    JPtheBITCH saidI spent six exhausting years with a borderline personality. It left me so drained that I've had no interest in "getting out there" since it ended, which was five years ago next week. I think I may be finally coming out of it. But only just.


    And here I was scared to mention my episode hearing voices a for a year, until last year. This is what is keeping me from getting involved with anyone. I was hearing voices for little over a year. They came back for a few months, but have pretty much gone away altogether. I've made a logical connection between my psychotic break and my heartbreak that proceeded it. I can't just open up to a guy like I used to. How do you come back from something like this, and convince yourself and the guy you're dating, you're okay?
  • Lawrencium

    Posts: 63

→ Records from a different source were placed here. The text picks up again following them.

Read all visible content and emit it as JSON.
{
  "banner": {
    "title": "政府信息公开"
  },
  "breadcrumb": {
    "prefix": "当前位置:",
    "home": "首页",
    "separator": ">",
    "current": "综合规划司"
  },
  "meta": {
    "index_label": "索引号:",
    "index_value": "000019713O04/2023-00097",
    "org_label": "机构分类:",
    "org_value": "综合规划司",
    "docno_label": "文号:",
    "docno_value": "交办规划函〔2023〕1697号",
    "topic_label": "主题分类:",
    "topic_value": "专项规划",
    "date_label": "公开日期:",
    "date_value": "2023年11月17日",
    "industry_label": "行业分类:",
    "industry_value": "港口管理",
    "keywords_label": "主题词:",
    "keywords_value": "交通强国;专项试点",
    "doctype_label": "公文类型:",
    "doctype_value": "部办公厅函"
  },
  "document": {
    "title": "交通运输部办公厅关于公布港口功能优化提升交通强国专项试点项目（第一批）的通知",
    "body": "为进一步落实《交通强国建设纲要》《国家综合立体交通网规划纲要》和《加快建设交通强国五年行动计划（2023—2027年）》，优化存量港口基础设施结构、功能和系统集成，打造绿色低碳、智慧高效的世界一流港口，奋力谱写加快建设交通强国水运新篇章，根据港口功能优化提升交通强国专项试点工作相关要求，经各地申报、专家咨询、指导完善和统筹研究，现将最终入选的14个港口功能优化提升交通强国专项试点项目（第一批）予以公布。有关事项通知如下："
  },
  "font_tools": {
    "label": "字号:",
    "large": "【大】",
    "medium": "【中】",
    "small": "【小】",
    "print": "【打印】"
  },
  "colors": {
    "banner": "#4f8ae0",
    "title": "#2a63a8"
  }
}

    Mar 06, 2012 5:57 AM GMT
    It's definitely getting better, today was a relapse of sorts....and I do plan on seeing a therapist in the near future, not solely because of him....but because of the issues I'm dealing with that he brought to light. I can't say if I'll ever be over him entirely, but it just eats at me....still caring about someone who cast me aside so easily, after all the effort and energy I willingly gave him....people tell me that karma will come back to him...but I don't want it to, I don't want him to hurt....I just wish I could have helped the man I loved, the man that once loved me to see how deserving he is of everything I gave him; rather than being more and more pushed away. He told me two days before we broke up, that he loved me, and that our anniversary had been the best day of his life....and why couldn't his family (who forced him back into the closet) love him the way I did, unconditionally. It just kills me....I just literally cannot comprehend any of it.